Information »
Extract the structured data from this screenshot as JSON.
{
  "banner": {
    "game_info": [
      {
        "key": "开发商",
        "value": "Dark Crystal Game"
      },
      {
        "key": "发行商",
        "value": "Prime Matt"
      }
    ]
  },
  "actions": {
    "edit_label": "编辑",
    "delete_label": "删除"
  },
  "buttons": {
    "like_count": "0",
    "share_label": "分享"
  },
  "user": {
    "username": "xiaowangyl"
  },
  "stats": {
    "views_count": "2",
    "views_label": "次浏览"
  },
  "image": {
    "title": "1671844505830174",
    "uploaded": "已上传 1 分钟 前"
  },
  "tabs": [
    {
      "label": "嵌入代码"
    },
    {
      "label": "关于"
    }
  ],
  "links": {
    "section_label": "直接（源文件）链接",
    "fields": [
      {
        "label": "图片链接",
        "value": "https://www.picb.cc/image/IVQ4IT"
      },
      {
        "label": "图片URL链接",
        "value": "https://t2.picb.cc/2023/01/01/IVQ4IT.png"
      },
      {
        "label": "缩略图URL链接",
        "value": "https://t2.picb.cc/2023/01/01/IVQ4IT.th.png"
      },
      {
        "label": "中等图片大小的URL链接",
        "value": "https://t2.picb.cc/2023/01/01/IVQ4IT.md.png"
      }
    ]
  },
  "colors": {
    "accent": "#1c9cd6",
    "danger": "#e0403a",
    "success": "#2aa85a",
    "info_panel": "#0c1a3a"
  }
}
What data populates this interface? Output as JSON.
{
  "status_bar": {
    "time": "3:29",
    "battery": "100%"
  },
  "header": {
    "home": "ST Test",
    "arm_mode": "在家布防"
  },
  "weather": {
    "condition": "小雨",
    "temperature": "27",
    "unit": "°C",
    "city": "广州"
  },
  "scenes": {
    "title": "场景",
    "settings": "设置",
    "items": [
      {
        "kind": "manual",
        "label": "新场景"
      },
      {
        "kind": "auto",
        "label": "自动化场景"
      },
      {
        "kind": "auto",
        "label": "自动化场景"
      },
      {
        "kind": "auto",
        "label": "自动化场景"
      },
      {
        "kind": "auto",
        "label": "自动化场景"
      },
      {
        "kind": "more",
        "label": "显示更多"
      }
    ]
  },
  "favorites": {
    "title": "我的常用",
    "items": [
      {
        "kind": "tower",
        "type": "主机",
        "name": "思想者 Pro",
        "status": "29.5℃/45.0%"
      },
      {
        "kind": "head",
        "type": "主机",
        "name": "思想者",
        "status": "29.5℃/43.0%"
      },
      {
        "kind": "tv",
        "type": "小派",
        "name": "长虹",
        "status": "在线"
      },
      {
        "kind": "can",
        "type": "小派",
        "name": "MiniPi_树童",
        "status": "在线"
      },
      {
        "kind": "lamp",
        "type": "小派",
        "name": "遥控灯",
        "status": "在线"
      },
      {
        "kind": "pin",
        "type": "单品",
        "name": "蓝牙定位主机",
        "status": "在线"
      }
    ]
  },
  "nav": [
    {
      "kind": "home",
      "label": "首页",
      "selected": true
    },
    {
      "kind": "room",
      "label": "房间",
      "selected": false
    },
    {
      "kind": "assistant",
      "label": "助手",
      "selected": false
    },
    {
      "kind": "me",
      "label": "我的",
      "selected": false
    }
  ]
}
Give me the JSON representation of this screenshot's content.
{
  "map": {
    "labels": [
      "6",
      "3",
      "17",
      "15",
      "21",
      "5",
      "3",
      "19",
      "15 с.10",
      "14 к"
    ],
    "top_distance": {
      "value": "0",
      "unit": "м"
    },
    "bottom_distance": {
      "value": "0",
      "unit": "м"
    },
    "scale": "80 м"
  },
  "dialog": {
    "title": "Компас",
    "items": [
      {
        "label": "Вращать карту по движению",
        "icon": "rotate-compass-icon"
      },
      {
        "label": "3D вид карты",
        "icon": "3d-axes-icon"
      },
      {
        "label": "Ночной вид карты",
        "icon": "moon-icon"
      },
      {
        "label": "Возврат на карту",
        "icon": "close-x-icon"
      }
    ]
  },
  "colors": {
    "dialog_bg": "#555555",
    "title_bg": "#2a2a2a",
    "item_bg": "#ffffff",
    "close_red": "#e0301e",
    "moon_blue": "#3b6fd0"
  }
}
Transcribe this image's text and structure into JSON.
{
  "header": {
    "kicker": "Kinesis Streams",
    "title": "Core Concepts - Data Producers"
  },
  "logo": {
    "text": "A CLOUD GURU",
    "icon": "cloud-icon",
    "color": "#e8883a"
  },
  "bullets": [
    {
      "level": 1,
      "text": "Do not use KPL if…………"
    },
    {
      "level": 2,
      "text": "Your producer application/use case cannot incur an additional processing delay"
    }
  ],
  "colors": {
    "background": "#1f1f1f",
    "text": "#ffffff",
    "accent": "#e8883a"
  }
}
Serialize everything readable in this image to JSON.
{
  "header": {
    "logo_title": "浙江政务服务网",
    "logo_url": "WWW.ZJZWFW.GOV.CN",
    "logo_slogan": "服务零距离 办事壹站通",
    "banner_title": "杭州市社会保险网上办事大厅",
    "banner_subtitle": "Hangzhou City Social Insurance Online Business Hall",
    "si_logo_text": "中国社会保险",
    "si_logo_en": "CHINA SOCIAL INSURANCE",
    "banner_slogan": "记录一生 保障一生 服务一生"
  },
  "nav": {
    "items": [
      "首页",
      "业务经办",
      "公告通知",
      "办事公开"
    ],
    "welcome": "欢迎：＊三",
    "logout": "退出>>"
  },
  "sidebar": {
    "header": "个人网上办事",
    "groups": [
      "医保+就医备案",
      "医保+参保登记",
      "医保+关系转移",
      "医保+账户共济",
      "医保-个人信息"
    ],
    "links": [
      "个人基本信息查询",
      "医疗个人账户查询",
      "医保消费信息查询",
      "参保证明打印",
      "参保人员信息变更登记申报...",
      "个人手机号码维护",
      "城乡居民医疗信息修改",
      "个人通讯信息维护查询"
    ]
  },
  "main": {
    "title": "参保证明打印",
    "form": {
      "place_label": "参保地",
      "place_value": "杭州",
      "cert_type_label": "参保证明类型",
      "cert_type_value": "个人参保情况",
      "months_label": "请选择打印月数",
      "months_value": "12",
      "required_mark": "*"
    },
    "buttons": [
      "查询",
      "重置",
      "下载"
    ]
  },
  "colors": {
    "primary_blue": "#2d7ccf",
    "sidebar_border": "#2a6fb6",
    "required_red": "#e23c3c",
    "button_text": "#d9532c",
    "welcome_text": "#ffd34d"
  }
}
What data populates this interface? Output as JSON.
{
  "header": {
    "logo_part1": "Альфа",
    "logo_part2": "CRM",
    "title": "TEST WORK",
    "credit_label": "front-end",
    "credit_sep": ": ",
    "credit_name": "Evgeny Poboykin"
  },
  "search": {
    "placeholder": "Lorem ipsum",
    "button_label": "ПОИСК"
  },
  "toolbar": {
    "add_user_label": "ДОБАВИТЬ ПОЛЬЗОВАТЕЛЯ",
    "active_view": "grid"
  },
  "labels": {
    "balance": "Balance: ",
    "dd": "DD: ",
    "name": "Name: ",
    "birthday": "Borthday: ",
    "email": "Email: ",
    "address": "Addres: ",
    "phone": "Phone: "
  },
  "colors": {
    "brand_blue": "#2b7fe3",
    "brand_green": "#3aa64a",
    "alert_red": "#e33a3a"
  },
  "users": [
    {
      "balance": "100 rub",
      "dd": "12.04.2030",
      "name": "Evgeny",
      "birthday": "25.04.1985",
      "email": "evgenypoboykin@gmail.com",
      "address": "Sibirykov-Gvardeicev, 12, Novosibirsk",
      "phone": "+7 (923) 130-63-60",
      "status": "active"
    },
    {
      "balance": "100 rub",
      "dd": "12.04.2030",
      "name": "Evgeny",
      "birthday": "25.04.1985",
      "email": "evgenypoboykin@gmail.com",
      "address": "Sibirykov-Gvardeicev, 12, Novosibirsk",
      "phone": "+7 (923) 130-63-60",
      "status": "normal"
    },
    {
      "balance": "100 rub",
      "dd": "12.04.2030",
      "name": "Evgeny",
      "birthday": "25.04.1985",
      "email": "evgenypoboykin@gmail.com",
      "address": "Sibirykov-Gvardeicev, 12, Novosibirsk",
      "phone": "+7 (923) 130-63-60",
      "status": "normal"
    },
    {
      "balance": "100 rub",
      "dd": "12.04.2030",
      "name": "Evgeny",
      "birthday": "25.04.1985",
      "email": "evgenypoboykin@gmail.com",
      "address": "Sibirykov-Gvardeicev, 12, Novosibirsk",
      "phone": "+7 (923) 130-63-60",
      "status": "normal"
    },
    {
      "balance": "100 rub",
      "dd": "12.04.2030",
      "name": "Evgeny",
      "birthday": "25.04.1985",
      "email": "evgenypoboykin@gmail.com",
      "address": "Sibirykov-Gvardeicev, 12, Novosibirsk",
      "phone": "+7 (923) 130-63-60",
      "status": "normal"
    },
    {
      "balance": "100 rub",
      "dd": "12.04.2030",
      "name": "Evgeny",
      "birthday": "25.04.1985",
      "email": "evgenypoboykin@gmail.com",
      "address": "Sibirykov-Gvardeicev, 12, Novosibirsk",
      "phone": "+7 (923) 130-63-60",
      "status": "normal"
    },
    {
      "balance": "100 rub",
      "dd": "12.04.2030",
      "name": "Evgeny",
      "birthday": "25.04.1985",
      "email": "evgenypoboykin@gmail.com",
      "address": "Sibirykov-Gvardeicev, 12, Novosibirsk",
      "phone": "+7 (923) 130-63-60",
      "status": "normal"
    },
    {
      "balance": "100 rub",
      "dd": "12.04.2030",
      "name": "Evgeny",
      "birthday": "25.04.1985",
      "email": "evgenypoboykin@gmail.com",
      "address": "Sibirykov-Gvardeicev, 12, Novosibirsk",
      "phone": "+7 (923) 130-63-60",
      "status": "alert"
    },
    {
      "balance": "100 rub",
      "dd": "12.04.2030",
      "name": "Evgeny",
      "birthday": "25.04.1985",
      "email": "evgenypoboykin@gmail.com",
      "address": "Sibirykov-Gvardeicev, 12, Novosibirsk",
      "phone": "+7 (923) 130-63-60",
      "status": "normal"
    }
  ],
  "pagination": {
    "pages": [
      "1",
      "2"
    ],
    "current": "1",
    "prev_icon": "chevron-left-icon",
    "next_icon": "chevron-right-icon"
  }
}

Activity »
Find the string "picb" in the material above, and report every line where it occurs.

Your solution »
        "value": "https://www.picb.cc/image/IVQ4IT"
        "value": "https://t2.picb.cc/2023/01/01/IVQ4IT.png"
        "value": "https://t2.picb.cc/2023/01/01/IVQ4IT.th.png"
        "value": "https://t2.picb.cc/2023/01/01/IVQ4IT.md.png"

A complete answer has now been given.